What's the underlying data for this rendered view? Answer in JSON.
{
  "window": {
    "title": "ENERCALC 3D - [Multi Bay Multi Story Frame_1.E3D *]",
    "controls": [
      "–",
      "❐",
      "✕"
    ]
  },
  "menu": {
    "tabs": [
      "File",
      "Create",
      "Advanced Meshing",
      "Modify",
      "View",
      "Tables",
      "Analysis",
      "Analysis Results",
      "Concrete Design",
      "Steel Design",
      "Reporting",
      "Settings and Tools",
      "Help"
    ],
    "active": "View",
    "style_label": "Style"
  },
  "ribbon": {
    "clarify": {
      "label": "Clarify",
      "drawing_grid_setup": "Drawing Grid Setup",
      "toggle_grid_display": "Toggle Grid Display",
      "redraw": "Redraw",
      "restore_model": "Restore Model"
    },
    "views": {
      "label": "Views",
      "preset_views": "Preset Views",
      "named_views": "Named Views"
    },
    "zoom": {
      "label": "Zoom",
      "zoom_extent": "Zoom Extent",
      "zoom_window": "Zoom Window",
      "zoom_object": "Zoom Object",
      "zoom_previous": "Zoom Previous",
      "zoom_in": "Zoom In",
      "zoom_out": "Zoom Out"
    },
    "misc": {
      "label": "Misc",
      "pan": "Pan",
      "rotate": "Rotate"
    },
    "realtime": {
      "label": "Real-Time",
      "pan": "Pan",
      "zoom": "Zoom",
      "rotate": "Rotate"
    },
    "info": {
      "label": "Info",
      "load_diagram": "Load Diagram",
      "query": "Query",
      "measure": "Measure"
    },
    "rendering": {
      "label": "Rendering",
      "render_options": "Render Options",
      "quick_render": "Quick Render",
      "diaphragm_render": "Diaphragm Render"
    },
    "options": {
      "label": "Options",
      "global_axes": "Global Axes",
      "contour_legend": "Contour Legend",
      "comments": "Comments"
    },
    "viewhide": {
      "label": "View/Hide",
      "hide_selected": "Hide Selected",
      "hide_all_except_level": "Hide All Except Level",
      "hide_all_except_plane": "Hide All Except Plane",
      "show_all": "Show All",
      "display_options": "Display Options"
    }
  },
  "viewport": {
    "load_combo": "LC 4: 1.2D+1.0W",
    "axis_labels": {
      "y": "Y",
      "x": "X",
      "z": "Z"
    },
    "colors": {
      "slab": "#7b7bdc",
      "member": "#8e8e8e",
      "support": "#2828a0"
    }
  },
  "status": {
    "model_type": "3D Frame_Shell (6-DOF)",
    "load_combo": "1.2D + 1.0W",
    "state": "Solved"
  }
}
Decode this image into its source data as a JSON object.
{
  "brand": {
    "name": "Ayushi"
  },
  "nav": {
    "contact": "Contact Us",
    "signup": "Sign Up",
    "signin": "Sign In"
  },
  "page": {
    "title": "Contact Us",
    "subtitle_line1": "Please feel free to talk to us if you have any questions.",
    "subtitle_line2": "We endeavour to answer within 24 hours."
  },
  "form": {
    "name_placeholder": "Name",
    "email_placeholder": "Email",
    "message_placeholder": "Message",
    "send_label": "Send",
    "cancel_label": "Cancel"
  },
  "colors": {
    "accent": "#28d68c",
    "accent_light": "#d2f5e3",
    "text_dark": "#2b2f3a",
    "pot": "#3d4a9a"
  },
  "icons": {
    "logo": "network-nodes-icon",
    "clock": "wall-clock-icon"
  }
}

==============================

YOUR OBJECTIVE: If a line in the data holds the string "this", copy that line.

EXERCISE SOLUTION:
What's the underlying data for this rendered view? Answer in JSON.
Decode this image into its source data as a JSON object.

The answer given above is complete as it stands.